Sen. Herman Talmadge (D-Ga.) neglected to report that he used about $27,000 in personal funds for campaign purposes in 1973 and 1974, his office confirmed yesterday.

"We just damn well overlooked" the law requiring a report of the expenditure to the secretary of the Senate, said T. Rogers Wade, administrative assistant to Talmadge and campaign chairman at the time of the spending.

Responding to an article in The Washington Star, Wade said the money was spent on constituent meals, use of the Senate recording studio and travel, among other things. Campaign officials were unsure whether these were legitimate campaign expenses so they paid for them out of a "special account" of personal money maintained by Talmadge, Wade said.

Wade said that later in 1974 the "confusion" about new campaign finance rules faded. Talmadge campaign officials decided that the earlier expenditures - $14,669 in 1973 and $12,243 in 1974 - were legitimate campaign outlays and reimbursed the senator out of campaign funds.

The use of the money should have been publicly reported at that time, Wade conceded. There was "no intent to hide the expenditure. It was a technical matter. There's no allegation of wrongdoing. Any errors are being corrected through amended reports," he said.

The senator is already the object of a preliminary inquiry by the Senate Ethics Committee because of reports that he received gifts of cash, clothing and other goods from friends and political supporters during his years in office. Talmadge told The Star that whenever he returns to his home state, he is showered with "small gifts to cash . . . small, inconsequential amounts."

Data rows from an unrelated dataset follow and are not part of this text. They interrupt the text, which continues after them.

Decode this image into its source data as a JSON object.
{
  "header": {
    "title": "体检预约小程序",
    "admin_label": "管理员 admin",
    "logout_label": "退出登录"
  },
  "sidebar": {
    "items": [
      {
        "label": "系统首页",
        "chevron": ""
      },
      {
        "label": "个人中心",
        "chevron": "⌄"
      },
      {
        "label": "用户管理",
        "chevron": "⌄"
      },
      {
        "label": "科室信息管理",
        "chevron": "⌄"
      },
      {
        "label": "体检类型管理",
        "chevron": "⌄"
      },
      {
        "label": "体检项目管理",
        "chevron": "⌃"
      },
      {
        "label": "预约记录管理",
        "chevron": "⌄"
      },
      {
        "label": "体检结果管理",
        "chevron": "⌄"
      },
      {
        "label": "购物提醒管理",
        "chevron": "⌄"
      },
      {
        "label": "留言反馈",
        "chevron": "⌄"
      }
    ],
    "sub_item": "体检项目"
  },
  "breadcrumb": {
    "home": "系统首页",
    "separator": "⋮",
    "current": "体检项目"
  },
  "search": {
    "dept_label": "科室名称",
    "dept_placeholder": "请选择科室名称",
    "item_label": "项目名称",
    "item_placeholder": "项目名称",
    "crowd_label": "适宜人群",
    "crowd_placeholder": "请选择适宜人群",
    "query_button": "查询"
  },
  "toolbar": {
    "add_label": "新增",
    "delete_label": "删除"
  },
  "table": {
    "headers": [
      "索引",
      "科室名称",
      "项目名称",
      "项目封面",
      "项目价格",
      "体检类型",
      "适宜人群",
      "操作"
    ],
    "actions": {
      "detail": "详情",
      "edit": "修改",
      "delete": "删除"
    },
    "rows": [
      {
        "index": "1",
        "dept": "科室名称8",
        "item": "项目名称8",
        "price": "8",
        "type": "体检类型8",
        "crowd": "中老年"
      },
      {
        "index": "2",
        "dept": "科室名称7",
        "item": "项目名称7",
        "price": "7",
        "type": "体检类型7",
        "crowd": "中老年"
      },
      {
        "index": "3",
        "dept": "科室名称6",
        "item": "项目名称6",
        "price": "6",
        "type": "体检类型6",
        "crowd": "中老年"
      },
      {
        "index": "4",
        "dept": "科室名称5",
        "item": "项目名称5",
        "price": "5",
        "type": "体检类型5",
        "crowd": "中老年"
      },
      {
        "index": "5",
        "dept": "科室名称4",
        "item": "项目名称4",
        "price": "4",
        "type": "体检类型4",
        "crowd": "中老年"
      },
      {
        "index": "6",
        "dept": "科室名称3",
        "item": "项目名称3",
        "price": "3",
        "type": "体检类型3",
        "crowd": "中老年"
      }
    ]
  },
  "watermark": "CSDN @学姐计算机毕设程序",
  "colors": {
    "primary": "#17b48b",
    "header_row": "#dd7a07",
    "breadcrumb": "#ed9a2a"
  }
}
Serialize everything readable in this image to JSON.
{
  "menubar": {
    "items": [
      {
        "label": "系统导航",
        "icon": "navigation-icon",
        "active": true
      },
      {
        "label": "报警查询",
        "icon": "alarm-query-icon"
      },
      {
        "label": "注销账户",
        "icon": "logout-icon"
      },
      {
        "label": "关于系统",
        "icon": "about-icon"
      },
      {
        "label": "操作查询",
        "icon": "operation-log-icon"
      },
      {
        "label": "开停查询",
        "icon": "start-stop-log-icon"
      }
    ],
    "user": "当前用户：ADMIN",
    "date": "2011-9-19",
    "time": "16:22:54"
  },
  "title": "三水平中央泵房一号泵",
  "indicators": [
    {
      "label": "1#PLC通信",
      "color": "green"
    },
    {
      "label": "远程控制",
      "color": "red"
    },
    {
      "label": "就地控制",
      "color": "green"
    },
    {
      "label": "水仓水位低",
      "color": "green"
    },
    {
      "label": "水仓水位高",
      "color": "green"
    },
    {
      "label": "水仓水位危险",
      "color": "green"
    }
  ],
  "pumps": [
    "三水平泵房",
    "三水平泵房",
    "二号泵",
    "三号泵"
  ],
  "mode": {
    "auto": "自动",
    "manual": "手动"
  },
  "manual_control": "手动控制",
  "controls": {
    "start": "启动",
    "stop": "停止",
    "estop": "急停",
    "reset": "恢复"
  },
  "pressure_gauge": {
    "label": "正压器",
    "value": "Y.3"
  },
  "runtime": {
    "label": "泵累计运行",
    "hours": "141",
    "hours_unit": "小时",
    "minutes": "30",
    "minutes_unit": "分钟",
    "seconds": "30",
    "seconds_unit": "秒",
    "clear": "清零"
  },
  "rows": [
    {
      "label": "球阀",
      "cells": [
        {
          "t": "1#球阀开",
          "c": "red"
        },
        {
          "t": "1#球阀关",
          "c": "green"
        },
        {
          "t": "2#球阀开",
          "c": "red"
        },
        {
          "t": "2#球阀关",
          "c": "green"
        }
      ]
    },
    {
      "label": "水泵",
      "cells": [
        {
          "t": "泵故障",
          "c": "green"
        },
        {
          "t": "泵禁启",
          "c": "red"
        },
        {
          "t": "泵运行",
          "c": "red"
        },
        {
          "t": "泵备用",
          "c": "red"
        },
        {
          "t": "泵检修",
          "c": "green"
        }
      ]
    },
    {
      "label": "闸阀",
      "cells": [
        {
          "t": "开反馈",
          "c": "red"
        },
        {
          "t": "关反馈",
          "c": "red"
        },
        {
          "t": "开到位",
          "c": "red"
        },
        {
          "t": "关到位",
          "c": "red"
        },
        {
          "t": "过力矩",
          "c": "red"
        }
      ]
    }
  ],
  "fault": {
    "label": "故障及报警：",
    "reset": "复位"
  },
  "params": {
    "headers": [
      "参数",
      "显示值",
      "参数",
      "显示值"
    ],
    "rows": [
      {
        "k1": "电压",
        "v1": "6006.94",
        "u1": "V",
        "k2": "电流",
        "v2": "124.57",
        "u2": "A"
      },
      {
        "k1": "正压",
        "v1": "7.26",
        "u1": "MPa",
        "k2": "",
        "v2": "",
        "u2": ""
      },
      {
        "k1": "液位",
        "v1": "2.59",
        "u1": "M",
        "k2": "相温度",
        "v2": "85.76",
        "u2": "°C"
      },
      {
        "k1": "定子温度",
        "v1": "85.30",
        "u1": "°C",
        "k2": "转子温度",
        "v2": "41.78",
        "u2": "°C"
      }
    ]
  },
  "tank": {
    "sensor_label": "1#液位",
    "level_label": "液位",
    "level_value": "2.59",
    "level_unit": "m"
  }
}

Wade said that Talmadge Campaign Committee would provide the secretary of the Senate receipts showing how the $27,000 was spent in 1973 and 1974. Those receipts were not available yesterday, he said in response to a request from The Washington Post.